Enough members of Brownback's party teamed with the Democrats during the session to nix the governor's plan to do away with the Kansas Arts Commission. No matter. Brownback used his line-item veto to override the Legislature. He cut off the commission's funding and fired the staff. The Kingdom of Sam does not use public funds for things like community theater.
Nor does it want any legal abortions to take place in its territory. His Department of Health and Environment wrote onerous regulations for the state's three abortion clinics. Then it gave the clinics a few days to comply.
Lawyers in the Kingdom of Sam are scrambling to respond to lawsuits brought by the abortion providers.
Brownback did not take on the abortion clinics alone. Many legislative minions had tried for years to write draconian anti-abortion laws. They waited out two Democratic governors before getting an ally who was willing to sign any bill they sent him.
Brownback brought other causes to the province of Kansas. He believes deeply in God and the free market, and he aspires to supplant government as much as possible with those two forces.
Hence we see the strange goings on in the Department of Social and Rehabilitation Services, where Rob Siedlecki, a faith-based guru from Florida, is firing long-term staffers and replacing them with out-of-state bureaucrats who share his philosophy that department functions should be contracted out, preferably to groups with a Christian orientation.
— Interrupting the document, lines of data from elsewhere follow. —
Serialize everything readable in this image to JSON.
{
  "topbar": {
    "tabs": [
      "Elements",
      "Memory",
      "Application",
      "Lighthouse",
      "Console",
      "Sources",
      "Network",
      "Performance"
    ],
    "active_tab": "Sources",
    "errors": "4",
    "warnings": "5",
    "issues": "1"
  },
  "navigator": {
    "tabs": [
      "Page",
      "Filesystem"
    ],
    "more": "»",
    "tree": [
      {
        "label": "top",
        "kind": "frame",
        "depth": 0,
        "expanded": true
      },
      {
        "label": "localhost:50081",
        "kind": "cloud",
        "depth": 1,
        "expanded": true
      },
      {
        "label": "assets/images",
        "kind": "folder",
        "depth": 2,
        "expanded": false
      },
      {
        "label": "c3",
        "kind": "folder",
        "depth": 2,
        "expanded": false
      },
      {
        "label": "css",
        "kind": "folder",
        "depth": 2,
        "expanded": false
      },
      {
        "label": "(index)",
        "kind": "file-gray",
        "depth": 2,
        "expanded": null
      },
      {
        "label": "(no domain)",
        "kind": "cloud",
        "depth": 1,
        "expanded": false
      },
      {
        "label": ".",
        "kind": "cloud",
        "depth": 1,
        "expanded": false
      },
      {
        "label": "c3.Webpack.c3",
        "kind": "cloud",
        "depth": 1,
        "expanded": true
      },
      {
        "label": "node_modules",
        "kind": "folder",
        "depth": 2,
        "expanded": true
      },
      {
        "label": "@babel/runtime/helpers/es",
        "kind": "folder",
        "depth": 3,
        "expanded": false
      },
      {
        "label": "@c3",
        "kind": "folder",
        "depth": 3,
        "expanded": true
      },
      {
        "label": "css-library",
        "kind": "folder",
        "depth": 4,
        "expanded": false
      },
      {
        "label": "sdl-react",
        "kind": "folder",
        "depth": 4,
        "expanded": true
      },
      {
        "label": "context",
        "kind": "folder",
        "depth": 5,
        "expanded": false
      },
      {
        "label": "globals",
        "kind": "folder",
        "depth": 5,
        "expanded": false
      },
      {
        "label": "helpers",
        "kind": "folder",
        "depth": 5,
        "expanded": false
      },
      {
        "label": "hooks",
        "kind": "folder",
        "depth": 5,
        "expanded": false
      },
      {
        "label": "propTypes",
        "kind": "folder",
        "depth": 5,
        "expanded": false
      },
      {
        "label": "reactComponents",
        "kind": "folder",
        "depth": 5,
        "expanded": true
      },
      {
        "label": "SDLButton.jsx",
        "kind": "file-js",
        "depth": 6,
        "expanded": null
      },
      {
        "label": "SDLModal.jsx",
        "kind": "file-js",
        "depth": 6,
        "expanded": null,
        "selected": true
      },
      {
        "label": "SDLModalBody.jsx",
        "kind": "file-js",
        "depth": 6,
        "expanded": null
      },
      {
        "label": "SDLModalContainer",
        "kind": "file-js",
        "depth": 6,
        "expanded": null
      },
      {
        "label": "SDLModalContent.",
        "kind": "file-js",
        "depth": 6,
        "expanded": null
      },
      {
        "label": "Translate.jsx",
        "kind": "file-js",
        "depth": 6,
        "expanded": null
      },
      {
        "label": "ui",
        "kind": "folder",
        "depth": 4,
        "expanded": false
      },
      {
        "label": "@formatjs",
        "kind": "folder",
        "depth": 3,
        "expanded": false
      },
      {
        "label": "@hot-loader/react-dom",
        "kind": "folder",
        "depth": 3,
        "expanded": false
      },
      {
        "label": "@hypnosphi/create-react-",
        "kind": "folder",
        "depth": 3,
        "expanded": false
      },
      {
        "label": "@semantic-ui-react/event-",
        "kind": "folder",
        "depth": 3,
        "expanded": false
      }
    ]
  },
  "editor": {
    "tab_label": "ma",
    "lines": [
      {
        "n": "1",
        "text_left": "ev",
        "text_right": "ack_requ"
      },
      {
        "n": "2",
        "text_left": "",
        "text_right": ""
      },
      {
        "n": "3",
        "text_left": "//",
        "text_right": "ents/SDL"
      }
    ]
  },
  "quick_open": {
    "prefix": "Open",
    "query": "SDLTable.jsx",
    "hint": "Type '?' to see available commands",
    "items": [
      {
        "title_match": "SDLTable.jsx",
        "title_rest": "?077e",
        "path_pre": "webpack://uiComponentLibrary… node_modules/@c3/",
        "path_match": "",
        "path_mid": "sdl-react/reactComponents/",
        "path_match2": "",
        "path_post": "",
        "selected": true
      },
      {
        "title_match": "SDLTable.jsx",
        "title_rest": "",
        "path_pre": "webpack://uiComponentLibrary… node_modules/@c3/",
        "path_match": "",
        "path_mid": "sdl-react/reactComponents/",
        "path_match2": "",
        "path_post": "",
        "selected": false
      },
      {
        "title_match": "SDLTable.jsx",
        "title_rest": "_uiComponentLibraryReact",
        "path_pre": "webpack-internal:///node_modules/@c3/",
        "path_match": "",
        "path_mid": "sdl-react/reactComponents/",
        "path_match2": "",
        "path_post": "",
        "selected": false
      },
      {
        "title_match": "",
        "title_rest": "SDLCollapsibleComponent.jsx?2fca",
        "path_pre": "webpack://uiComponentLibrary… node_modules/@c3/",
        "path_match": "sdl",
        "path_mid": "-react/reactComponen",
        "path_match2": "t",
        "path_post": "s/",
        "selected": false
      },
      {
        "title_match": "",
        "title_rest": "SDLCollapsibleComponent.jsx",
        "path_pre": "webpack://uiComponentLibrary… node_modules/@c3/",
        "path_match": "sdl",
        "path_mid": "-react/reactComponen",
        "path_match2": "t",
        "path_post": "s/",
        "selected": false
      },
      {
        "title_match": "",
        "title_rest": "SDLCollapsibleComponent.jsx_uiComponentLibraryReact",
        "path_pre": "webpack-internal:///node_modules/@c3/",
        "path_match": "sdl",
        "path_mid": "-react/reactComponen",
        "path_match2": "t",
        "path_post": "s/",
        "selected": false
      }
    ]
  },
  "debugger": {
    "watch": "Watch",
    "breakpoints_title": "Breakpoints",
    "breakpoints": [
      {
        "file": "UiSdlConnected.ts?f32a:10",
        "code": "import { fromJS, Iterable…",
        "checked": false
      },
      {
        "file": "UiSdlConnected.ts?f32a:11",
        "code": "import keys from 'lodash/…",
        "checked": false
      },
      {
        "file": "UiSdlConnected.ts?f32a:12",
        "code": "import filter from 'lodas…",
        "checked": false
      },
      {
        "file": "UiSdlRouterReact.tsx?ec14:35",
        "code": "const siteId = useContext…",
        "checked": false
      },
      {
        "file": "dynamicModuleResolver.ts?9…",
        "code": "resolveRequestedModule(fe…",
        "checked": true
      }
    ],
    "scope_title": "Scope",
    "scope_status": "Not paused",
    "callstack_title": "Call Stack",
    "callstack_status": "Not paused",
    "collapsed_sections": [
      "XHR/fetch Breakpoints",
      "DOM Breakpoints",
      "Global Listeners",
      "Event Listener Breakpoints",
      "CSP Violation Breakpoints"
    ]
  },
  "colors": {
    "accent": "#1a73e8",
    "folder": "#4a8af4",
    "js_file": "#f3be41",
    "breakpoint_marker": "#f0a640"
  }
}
Brownback also instructed his Department of Corrections to work with Prison Fellowship. That's a group started by Chuck Colson, the Watergate conspirator whom Brownback admires for his conversion to Christianity while serving time.
Only a couple of groups stand in the way of the Utopia that Brownback hopes to establish in the Kingdom of Sam.
One is the statewide judges, who have ruled that unconstitutional actions attempted by lawmakers and a certain overreaching former attorney general are, well, unconstitutional.
As a result, Brownback pushed the Legislature to empower him to appoint Kansas Court of Appeals judges with approval from the Senate.
The governor was foiled, however, by the other group standing in his way. That would be moderate Republicans, especially the group that still holds power in the Kansas Senate.
Hence, a group called the "Union of Patriots" recently threw a "RINO retirement dinner" to raise money to rid Kansas of "Republicans in name only."
Some say Brownback's end game is another run for the U.S. presidency. But all we know right now is that big changes are happening in the Kingdom of Sam. It's almost as if we're not in Kansas anymore.